In Legitimate Target, A Criteria Based Approach to Targeted Killing, Amos Guiora proposes that targeted killing decisions must reflect consideration of four distinct elements: law, policy, morality, and operational details, thus ensuring that it complies with principles of domestic and international laws. The author, writing from both personal experience and an academic perspective, offers important criticism and insight into the policy as presently implemented, highlighting the need for a criteria based decision making process in defining and identifying a legitimate target. Legitimate Target, A Criteria-Based Approach to Targeted Killing blends concrete examples with a nuanced study of the current targeted killing paradigm with an emphasis on the dilemmas of morality and the law.

Prisoners of Congress: The Constitutional and Political Clash Over Detainees and the Closure of Guantanamo

David Jason Rankin Frakt

University of Pittsburgh – School of Law; US Air Force JAG Corps Reserve

74 University of Pittsburgh Law Review 1 (2012)

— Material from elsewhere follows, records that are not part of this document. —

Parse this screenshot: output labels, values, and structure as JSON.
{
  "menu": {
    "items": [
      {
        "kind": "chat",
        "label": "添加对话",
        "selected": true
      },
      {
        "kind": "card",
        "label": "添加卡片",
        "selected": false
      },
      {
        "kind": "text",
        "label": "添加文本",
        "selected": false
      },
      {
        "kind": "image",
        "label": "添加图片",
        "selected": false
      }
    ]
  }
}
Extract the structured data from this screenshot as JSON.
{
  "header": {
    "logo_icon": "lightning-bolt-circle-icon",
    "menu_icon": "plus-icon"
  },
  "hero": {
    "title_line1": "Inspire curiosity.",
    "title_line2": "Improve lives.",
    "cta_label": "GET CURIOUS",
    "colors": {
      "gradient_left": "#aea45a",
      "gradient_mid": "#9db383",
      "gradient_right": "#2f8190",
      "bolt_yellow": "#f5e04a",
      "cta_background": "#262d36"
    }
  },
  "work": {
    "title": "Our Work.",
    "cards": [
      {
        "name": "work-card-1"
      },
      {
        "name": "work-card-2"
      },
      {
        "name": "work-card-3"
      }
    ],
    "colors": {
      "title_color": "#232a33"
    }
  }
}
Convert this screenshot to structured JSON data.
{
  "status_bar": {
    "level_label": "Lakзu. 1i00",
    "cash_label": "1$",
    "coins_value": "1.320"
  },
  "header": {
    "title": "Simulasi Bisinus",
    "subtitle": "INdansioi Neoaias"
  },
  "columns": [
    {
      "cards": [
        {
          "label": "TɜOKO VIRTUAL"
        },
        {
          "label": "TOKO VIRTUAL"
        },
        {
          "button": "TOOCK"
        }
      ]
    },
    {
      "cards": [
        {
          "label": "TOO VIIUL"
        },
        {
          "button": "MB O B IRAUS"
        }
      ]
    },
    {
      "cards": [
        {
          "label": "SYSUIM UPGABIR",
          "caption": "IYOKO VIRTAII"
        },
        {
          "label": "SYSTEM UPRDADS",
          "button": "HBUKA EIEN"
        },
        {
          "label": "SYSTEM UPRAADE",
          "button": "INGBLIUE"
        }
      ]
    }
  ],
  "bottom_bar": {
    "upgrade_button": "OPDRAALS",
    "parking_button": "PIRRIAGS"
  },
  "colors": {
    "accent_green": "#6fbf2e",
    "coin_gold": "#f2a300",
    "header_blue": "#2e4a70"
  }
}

This article discusses the series of increasingly stringent legislative restrictions placed on the transfer or release of Guantanamo detainees from 2009 to the present, the politics behind the restrictions, the effect of such restrictions individually and cumulatively on the detainees, and the constitutionality of such restrictions. The article concludes that dozens of innocent, low-risk and cleared detainees have had their releases or transfers delayed or blocked completely by Congressional spending restrictions. The article refers to these detainees as "Prisoners of Congress." The article also analyzes the extent to which Congress, as compared to the President, can be held responsible for the failure of President Obama’s declared intention to close the detention facilities at Guantanamo.